5. Given all of the above the most realistic scenario is that Richardson will be traded sometime between March 9 and April 27, 2017. Waiting past April 27, 2017 to make a decision on Richardson risks painting the Jets into a corner. There will be zero trade value for Wilkerson until well into the 2017 season at the earliest, and if Wilkerson plays well enough to generate trade interest the Jets will probably prefer to retain him. As a result, Wilkerson is largely untradeable. If no trade for Richardson develops by the 2017 trade deadline, then the Jets will be crippled in free agency 2018 by the combined weight of Wilkerson's and Richardson's cap hits.
6. The Jets could simply cut Wilkerson on March 9, 2018, and will likely do so if he does not return to Pro Bowl form in 2017. If they do so, however, without first working out a long term contract with Richardson, it is possible the Jets will then end up with no Wilkerson in 2018, $9 million in dead money from Wilkerson's contract in 2018, a disgruntled Richardson playing under the franchise tag in 2018, and neither Wilkerson nor Richardson on the team by 2019.

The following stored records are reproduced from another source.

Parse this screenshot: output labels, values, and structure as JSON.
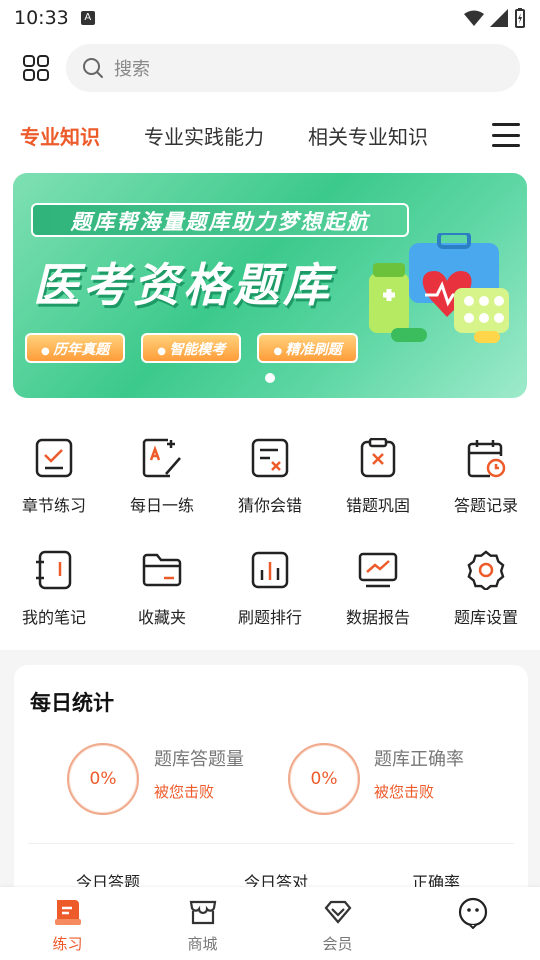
{
  "status_bar": {
    "time": "10:33",
    "indicator": "A"
  },
  "header": {
    "grid_icon": "grid-icon",
    "search_placeholder": "搜索"
  },
  "tabs": [
    {
      "label": "专业知识",
      "active": true
    },
    {
      "label": "专业实践能力",
      "active": false
    },
    {
      "label": "相关专业知识",
      "active": false
    }
  ],
  "banner": {
    "subtitle": "题库帮海量题库助力梦想起航",
    "title": "医考资格题库",
    "tags": [
      "历年真题",
      "智能模考",
      "精准刷题"
    ]
  },
  "features": [
    {
      "label": "章节练习",
      "icon": "chapter-practice-icon"
    },
    {
      "label": "每日一练",
      "icon": "daily-practice-icon"
    },
    {
      "label": "猜你会错",
      "icon": "guess-wrong-icon"
    },
    {
      "label": "错题巩固",
      "icon": "wrong-review-icon"
    },
    {
      "label": "答题记录",
      "icon": "answer-record-icon"
    },
    {
      "label": "我的笔记",
      "icon": "notes-icon"
    },
    {
      "label": "收藏夹",
      "icon": "favorites-icon"
    },
    {
      "label": "刷题排行",
      "icon": "ranking-icon"
    },
    {
      "label": "数据报告",
      "icon": "data-report-icon"
    },
    {
      "label": "题库设置",
      "icon": "settings-icon"
    }
  ],
  "daily_stats": {
    "title": "每日统计",
    "items": [
      {
        "percent": "0%",
        "name": "题库答题量",
        "sub": "被您击败"
      },
      {
        "percent": "0%",
        "name": "题库正确率",
        "sub": "被您击败"
      }
    ],
    "columns": [
      "今日答题",
      "今日答对",
      "正确率"
    ]
  },
  "bottom_nav": [
    {
      "label": "练习",
      "icon": "practice-icon",
      "active": true
    },
    {
      "label": "商城",
      "icon": "store-icon",
      "active": false
    },
    {
      "label": "会员",
      "icon": "member-icon",
      "active": false
    },
    {
      "label": "",
      "icon": "chat-icon",
      "active": false
    }
  ],
  "colors": {
    "accent": "#ee5b2b",
    "banner_green": "#3cc98c"
  }
}
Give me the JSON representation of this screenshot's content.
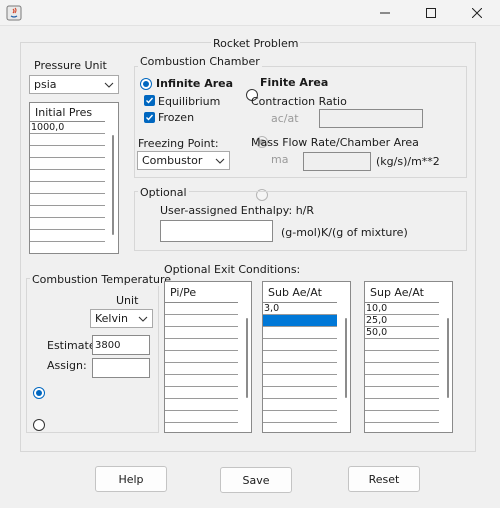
{
  "window": {
    "title": "",
    "icon": "java-app-icon"
  },
  "panel_title": "Rocket Problem",
  "pressure": {
    "label": "Pressure Unit",
    "unit": "psia",
    "list_header": "Initial Pres",
    "values": [
      "1000,0",
      "",
      "",
      "",
      "",
      "",
      "",
      "",
      "",
      "",
      ""
    ]
  },
  "combustion_chamber": {
    "title": "Combustion Chamber",
    "infinite_area": "Infinite Area",
    "finite_area": "Finite Area",
    "equilibrium": "Equilibrium",
    "frozen": "Frozen",
    "contraction_ratio": "Contraction Ratio",
    "ac_at": "ac/at",
    "freezing_point": "Freezing Point:",
    "freezing_value": "Combustor",
    "mass_flow_label": "Mass Flow Rate/Chamber Area",
    "ma": "ma",
    "mass_flow_unit": "(kg/s)/m**2",
    "selected_area": "infinite",
    "equilibrium_checked": true,
    "frozen_checked": true
  },
  "optional": {
    "title": "Optional",
    "enthalpy_label": "User-assigned Enthalpy: h/R",
    "enthalpy_unit": "(g-mol)K/(g of mixture)",
    "enthalpy_value": ""
  },
  "combustion_temp": {
    "title": "Combustion Temperature",
    "unit_label": "Unit",
    "unit": "Kelvin",
    "estimate_label": "Estimate:",
    "estimate_value": "3800",
    "assign_label": "Assign:",
    "assign_value": "",
    "selected": "estimate"
  },
  "exit_conditions": {
    "title": "Optional Exit Conditions:",
    "pi_pe": {
      "header": "Pi/Pe",
      "values": [
        "",
        "",
        "",
        "",
        "",
        "",
        "",
        "",
        "",
        ""
      ]
    },
    "sub_ae_at": {
      "header": "Sub Ae/At",
      "values": [
        "3,0",
        "",
        "",
        "",
        "",
        "",
        "",
        "",
        "",
        ""
      ],
      "selected_row": 1
    },
    "sup_ae_at": {
      "header": "Sup Ae/At",
      "values": [
        "10,0",
        "25,0",
        "50,0",
        "",
        "",
        "",
        "",
        "",
        "",
        ""
      ]
    }
  },
  "buttons": {
    "help": "Help",
    "save": "Save",
    "reset": "Reset"
  },
  "colors": {
    "accent": "#0067c0",
    "selection": "#0078d7",
    "background": "#f0f0f0"
  }
}
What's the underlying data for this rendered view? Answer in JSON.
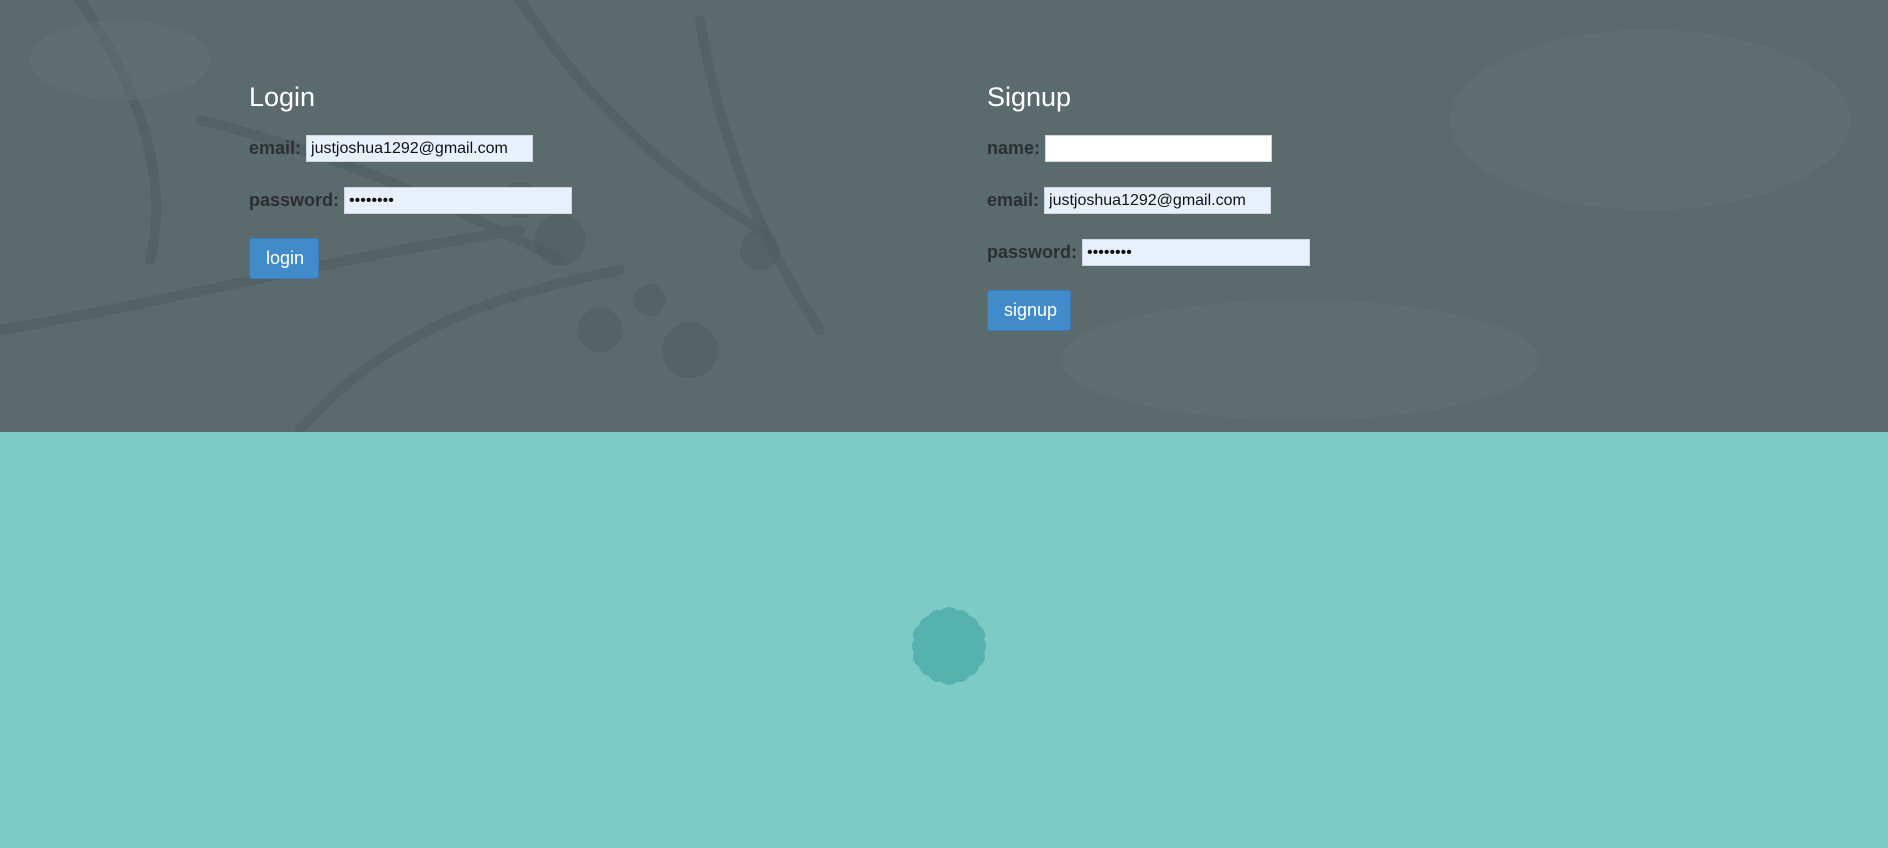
{
  "login": {
    "title": "Login",
    "email_label": "email:",
    "email_value": "justjoshua1292@gmail.com",
    "password_label": "password:",
    "password_value": "password",
    "button_label": "login"
  },
  "signup": {
    "title": "Signup",
    "name_label": "name:",
    "name_value": "",
    "email_label": "email:",
    "email_value": "justjoshua1292@gmail.com",
    "password_label": "password:",
    "password_value": "password",
    "button_label": "signup"
  },
  "colors": {
    "hero_background": "#5a6a6c",
    "lower_background": "#7ccbc7",
    "button": "#428bca",
    "spinner": "#56b2ae",
    "autofill_input": "#e8f0fe"
  },
  "icons": {
    "spinner": "loading-spinner-icon"
  }
}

7. Just to complete the picture, Leonard Williams' 5th year option will undoubtedly be exercised by the Jets after the 2017 season for the 2019 season. Since Williams was a top 10 draft pick his option will be more expensive than Richardson's. Currently that option for Williams in the 2019 season is projected to be somewhere in the neighborhood of $13 million.
It is a pretty tangled web the Jets have woven with their underperforming defensive line. The next year and a half will be very interesting to see what decisions they make.